Task to complete:
Which of the lines below include "JSON"? Each one should be copied out.

Given information:

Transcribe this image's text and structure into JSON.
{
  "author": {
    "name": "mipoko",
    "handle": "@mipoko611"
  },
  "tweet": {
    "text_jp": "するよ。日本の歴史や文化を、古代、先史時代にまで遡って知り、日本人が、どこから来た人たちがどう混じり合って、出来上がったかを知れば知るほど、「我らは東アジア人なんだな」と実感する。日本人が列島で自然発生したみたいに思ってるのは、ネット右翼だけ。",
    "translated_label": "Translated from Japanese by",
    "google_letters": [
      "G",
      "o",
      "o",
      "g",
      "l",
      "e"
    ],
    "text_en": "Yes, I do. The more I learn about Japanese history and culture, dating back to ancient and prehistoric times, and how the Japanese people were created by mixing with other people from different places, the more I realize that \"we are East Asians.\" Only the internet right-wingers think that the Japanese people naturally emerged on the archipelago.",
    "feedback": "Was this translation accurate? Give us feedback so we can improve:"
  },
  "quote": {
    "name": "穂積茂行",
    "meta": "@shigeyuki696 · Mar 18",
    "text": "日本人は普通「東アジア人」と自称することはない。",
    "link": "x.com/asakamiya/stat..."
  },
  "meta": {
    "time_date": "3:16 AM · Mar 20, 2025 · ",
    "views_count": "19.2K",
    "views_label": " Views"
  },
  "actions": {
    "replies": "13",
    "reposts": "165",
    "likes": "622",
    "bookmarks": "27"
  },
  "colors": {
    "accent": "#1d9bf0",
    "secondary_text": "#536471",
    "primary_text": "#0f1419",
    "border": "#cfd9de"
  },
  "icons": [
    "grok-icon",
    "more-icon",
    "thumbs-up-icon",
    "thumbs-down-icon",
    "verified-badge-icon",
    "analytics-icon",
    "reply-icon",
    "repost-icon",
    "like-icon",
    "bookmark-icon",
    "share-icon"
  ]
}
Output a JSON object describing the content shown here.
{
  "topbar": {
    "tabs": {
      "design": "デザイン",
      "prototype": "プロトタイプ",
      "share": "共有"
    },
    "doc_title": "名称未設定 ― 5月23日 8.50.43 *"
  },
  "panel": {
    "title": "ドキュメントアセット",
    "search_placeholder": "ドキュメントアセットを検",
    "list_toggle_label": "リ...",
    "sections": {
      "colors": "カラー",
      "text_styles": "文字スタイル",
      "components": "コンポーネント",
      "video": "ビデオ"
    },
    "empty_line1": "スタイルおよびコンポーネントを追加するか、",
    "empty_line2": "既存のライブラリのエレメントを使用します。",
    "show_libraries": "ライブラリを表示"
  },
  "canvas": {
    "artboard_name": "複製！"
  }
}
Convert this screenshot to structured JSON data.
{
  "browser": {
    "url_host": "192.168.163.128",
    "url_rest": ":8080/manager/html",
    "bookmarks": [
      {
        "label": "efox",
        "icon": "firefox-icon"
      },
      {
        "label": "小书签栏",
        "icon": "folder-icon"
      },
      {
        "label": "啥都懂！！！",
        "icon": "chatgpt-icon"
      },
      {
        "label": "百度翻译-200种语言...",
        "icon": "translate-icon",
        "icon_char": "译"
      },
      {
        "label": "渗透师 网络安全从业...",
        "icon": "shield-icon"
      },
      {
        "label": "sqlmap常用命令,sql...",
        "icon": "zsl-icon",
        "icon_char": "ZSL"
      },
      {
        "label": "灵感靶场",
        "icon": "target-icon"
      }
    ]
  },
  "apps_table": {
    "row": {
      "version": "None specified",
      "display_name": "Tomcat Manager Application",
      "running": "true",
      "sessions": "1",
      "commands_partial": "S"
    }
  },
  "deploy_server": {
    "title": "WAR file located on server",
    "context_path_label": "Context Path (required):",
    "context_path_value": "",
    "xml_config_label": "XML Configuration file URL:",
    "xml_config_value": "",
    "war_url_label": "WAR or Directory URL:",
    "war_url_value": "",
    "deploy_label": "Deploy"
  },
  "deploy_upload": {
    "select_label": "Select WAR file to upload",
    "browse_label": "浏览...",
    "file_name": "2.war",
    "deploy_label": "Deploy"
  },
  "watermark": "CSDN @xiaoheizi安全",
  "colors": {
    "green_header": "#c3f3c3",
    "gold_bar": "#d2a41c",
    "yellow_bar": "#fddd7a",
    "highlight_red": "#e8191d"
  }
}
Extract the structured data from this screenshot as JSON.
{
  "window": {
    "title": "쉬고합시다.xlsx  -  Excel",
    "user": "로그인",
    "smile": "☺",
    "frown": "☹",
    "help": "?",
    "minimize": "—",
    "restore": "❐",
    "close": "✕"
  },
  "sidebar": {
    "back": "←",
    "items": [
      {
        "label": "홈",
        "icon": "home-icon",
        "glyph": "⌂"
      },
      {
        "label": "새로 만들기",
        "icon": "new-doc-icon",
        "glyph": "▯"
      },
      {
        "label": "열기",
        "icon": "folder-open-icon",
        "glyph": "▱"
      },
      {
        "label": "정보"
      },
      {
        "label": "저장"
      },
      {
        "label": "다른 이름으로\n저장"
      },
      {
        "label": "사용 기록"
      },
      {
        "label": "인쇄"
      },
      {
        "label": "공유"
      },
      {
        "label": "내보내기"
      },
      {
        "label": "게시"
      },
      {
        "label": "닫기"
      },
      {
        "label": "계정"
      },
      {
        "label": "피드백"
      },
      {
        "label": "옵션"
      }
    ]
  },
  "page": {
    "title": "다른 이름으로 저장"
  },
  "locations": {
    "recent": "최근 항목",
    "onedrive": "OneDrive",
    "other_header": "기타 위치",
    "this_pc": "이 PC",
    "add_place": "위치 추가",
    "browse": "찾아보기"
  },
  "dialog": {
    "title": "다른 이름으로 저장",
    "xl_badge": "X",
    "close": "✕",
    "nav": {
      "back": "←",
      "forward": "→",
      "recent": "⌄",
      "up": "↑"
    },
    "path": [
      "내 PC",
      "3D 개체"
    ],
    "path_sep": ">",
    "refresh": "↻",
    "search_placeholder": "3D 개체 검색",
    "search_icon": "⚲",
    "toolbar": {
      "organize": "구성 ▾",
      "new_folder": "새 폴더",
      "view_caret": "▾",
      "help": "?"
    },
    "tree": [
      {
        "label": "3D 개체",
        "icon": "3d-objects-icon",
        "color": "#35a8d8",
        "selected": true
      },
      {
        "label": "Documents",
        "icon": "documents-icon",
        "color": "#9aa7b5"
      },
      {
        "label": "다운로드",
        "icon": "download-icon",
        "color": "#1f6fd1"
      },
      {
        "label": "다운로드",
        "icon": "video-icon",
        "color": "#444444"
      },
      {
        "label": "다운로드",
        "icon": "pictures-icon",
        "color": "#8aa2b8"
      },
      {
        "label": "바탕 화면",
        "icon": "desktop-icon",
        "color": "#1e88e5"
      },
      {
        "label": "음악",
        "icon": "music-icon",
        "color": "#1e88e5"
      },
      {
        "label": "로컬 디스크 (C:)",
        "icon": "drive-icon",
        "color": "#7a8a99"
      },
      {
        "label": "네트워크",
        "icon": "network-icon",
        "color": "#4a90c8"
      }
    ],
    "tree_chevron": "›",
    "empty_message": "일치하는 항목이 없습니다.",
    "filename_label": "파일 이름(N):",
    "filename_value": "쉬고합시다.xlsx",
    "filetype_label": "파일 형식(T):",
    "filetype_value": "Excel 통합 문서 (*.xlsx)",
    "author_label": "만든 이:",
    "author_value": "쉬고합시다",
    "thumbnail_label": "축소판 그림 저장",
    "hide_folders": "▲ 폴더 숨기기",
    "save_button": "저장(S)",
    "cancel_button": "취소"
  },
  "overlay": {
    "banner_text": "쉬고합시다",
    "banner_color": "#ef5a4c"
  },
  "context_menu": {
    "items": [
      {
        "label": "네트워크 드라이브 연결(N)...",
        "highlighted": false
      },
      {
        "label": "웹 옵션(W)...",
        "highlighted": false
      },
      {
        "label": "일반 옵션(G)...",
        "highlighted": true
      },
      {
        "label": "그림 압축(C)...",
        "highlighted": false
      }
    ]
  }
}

Response box:
Transcribe this image's text and structure into JSON.
Output a JSON object describing the content shown here.
Convert this screenshot to structured JSON data.
Extract the structured data from this screenshot as JSON.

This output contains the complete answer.